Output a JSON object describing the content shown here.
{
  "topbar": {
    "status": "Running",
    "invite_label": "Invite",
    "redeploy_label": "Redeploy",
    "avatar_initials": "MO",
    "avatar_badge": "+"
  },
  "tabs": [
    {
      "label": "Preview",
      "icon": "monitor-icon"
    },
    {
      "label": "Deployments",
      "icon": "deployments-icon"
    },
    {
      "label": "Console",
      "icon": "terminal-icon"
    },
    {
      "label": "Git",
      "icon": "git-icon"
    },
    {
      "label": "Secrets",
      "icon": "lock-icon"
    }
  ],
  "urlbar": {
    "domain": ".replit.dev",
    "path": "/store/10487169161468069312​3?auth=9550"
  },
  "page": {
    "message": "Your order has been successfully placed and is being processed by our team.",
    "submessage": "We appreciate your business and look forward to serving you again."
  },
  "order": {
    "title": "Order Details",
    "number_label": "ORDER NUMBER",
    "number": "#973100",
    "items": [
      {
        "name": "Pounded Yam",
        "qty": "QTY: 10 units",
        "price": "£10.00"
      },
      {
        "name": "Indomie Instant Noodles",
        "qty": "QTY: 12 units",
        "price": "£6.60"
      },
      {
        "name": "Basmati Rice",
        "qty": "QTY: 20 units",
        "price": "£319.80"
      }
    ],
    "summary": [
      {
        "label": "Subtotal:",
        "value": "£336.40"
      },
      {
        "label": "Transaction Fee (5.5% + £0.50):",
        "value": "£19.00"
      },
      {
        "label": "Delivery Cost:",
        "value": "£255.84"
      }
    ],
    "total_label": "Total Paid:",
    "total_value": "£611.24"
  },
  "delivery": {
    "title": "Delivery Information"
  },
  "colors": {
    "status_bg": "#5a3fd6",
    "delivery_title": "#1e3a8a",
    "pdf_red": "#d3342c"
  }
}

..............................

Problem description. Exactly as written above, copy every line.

Result of this exercise.
Output a JSON object describing the content shown here.
{
  "topbar": {
    "status": "Running",
    "invite_label": "Invite",
    "redeploy_label": "Redeploy",
    "avatar_initials": "MO",
    "avatar_badge": "+"
  },
  "tabs": [
    {
      "label": "Preview",
      "icon": "monitor-icon"
    },
    {
      "label": "Deployments",
      "icon": "deployments-icon"
    },
    {
      "label": "Console",
      "icon": "terminal-icon"
    },
    {
      "label": "Git",
      "icon": "git-icon"
    },
    {
      "label": "Secrets",
      "icon": "lock-icon"
    }
  ],
  "urlbar": {
    "domain": ".replit.dev",
    "path": "/store/10487169161468069312​3?auth=9550"
  },
  "page": {
    "message": "Your order has been successfully placed and is being processed by our team.",
    "submessage": "We appreciate your business and look forward to serving you again."
  },
  "order": {
    "title": "Order Details",
    "number_label": "ORDER NUMBER",
    "number": "#973100",
    "items": [
      {
        "name": "Pounded Yam",
        "qty": "QTY: 10 units",
        "price": "£10.00"
      },
      {
        "name": "Indomie Instant Noodles",
        "qty": "QTY: 12 units",
        "price": "£6.60"
      },
      {
        "name": "Basmati Rice",
        "qty": "QTY: 20 units",
        "price": "£319.80"
      }
    ],
    "summary": [
      {
        "label": "Subtotal:",
        "value": "£336.40"
      },
      {
        "label": "Transaction Fee (5.5% + £0.50):",
        "value": "£19.00"
      },
      {
        "label": "Delivery Cost:",
        "value": "£255.84"
      }
    ],
    "total_label": "Total Paid:",
    "total_value": "£611.24"
  },
  "delivery": {
    "title": "Delivery Information"
  },
  "colors": {
    "status_bg": "#5a3fd6",
    "delivery_title": "#1e3a8a",
    "pdf_red": "#d3342c"
  }
}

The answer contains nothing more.